■ Brief: The records below are made of lines; count those holding the word "символы" and give the number only.

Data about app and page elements
.....

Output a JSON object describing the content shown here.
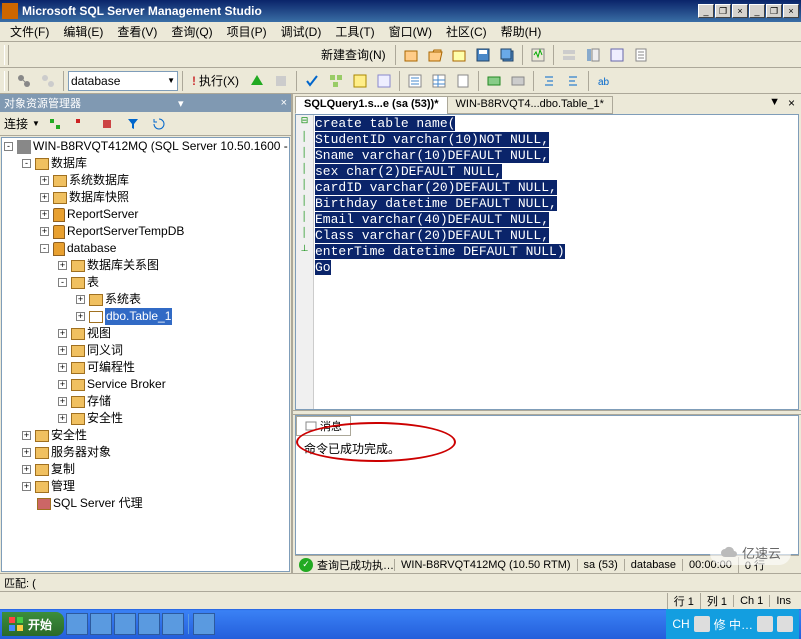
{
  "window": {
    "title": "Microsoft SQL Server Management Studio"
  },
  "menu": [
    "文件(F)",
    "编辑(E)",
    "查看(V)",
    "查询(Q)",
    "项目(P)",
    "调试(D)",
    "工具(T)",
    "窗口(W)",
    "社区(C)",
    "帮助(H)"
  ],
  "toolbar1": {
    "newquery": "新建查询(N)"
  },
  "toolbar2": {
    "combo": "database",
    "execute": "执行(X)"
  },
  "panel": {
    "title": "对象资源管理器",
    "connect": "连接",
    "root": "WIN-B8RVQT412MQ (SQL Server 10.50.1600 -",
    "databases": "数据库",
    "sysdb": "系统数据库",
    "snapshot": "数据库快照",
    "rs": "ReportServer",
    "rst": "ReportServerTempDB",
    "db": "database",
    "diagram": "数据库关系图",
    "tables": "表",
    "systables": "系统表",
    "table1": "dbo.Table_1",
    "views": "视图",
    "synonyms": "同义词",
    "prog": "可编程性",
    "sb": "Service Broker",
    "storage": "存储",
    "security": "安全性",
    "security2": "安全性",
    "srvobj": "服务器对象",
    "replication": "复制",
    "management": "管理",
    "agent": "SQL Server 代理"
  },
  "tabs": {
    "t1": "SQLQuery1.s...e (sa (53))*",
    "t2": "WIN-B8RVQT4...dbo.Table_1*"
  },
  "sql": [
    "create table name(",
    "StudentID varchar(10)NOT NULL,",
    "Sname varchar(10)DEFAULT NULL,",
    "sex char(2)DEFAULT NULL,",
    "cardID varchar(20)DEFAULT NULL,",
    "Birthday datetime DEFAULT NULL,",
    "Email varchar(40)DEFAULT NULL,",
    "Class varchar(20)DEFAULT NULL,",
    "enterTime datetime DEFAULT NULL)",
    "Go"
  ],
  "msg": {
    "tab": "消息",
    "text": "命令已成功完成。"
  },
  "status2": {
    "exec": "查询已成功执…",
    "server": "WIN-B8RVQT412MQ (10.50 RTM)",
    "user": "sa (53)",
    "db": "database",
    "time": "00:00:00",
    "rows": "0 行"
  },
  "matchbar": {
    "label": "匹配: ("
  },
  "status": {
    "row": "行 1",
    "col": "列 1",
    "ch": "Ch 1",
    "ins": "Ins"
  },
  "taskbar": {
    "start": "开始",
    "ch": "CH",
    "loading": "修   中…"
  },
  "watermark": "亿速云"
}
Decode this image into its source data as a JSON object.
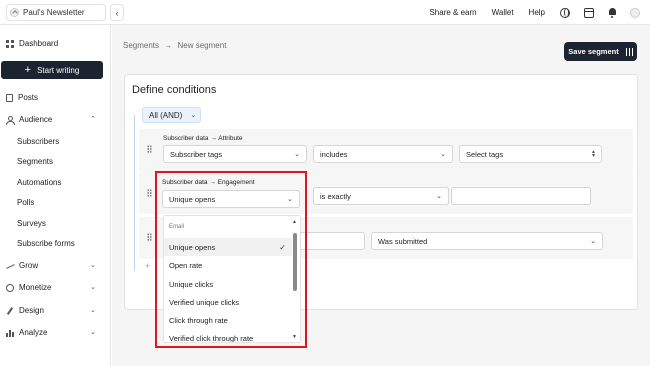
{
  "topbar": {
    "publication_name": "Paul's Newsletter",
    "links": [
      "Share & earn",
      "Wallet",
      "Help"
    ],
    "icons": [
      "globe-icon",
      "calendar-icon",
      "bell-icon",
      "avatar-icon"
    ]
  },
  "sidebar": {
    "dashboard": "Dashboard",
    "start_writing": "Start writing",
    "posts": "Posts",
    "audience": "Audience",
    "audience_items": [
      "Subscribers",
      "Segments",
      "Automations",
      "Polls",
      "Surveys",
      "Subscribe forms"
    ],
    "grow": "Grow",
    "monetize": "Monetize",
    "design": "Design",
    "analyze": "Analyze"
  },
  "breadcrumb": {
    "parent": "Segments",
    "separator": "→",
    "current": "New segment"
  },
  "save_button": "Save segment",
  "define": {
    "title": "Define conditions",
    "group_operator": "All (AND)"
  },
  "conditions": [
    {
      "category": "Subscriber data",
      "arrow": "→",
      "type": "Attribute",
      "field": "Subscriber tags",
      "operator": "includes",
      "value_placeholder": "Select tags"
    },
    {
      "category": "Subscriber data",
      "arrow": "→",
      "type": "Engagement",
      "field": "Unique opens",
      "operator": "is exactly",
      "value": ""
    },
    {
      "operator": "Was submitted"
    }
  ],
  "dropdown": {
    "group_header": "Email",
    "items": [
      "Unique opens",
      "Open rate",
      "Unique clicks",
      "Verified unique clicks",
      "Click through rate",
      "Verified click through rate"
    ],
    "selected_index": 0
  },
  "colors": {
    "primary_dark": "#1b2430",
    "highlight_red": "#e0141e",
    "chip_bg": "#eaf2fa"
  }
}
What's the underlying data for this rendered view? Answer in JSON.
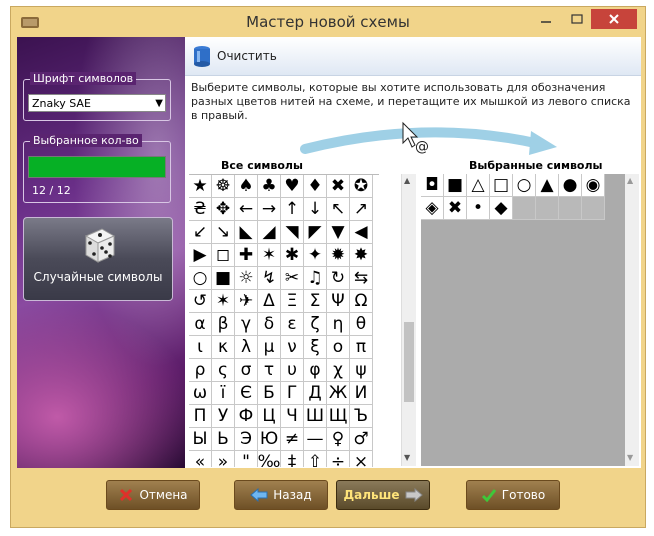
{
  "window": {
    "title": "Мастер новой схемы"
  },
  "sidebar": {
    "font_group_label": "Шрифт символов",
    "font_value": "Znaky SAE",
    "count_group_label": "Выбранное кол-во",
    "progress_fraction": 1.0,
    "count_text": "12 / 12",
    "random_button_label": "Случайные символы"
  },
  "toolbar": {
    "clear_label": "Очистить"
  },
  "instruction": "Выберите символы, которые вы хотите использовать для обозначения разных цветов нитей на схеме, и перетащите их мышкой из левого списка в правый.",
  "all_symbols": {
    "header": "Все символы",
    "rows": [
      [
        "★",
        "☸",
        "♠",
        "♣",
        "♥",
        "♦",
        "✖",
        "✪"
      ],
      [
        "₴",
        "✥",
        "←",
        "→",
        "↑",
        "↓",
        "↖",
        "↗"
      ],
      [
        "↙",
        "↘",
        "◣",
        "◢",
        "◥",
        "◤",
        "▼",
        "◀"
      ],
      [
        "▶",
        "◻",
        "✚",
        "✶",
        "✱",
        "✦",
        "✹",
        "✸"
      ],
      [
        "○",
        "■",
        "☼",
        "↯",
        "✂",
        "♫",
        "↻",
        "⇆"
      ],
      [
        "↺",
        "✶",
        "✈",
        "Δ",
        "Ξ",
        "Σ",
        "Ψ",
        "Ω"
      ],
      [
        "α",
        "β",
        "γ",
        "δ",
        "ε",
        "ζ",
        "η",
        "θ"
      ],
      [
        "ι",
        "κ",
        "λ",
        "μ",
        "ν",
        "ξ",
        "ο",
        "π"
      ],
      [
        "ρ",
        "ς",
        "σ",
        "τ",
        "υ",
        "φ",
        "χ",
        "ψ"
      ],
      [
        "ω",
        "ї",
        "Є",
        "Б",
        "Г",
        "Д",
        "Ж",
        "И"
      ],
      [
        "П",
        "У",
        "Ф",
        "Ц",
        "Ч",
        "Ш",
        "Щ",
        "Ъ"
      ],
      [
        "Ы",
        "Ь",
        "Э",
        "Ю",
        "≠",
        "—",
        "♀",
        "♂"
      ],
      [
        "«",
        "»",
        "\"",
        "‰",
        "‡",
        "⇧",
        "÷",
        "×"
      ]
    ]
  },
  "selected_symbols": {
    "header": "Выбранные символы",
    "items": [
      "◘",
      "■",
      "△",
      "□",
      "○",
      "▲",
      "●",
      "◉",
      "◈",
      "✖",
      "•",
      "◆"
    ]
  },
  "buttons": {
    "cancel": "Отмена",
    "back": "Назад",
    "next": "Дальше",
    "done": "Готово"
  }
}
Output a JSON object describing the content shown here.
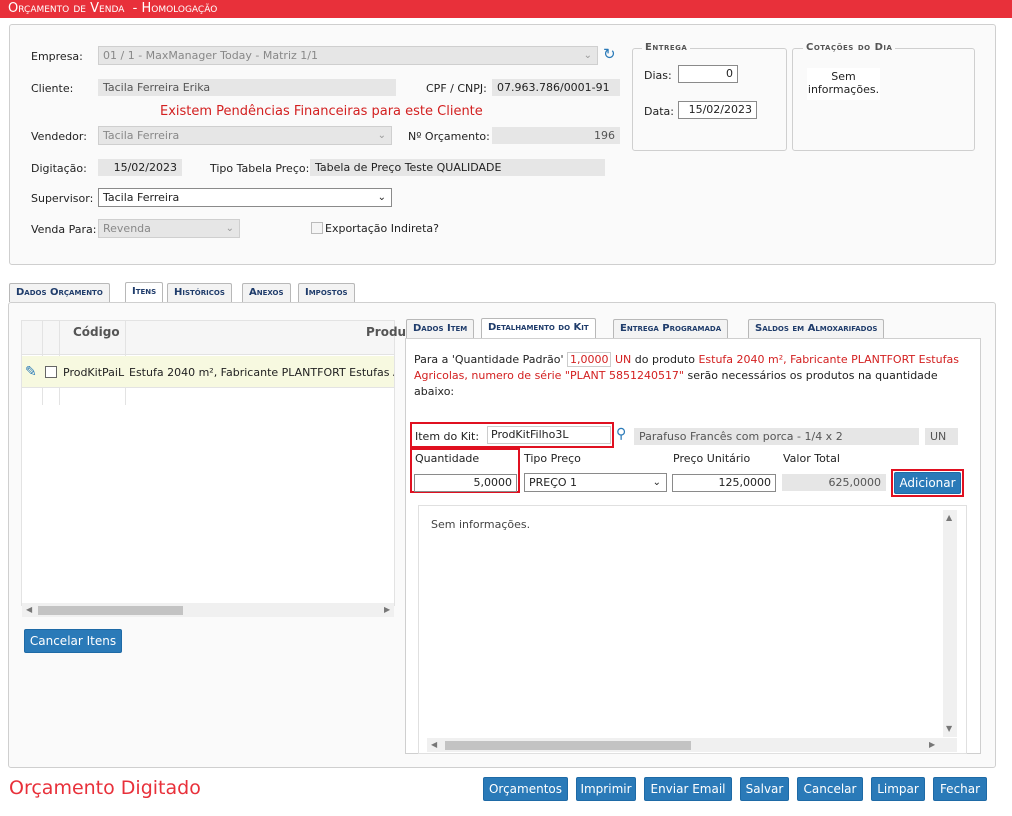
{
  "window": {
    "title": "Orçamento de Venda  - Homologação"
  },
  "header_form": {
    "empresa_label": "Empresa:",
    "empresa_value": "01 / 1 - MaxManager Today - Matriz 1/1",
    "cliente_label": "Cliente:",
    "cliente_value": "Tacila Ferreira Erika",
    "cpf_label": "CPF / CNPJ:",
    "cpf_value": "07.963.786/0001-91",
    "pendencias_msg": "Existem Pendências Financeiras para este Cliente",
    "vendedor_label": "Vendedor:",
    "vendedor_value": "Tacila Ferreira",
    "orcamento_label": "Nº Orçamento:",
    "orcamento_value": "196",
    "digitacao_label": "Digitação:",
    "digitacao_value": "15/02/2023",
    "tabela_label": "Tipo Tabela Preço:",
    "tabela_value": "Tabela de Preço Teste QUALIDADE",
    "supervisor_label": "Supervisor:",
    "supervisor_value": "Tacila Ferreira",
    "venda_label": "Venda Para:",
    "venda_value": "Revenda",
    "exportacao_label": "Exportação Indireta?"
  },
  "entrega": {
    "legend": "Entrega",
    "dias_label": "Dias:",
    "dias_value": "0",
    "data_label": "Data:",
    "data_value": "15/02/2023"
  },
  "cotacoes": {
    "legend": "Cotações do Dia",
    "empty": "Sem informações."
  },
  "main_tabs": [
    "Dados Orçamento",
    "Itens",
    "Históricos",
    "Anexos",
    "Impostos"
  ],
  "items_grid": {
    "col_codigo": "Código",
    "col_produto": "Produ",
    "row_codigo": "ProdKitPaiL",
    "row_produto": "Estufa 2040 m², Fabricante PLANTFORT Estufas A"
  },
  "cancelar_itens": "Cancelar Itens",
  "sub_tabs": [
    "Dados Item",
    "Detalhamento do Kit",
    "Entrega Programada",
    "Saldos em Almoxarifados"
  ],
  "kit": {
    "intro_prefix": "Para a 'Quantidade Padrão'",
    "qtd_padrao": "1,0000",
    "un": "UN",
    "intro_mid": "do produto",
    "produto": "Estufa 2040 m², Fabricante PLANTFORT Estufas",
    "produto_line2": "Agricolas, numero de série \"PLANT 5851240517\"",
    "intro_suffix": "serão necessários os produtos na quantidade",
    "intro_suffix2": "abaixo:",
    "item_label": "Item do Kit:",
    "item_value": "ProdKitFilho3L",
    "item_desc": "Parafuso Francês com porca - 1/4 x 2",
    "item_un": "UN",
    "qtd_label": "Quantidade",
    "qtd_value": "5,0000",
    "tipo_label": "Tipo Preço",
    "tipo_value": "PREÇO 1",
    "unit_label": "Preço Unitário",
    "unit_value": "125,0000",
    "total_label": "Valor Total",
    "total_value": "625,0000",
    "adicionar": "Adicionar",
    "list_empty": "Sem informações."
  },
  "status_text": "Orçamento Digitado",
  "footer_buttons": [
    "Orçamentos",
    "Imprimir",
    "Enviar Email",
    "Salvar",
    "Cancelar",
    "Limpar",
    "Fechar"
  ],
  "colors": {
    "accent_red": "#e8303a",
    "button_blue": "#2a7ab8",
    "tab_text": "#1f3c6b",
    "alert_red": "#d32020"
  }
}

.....

■ Task solution: 4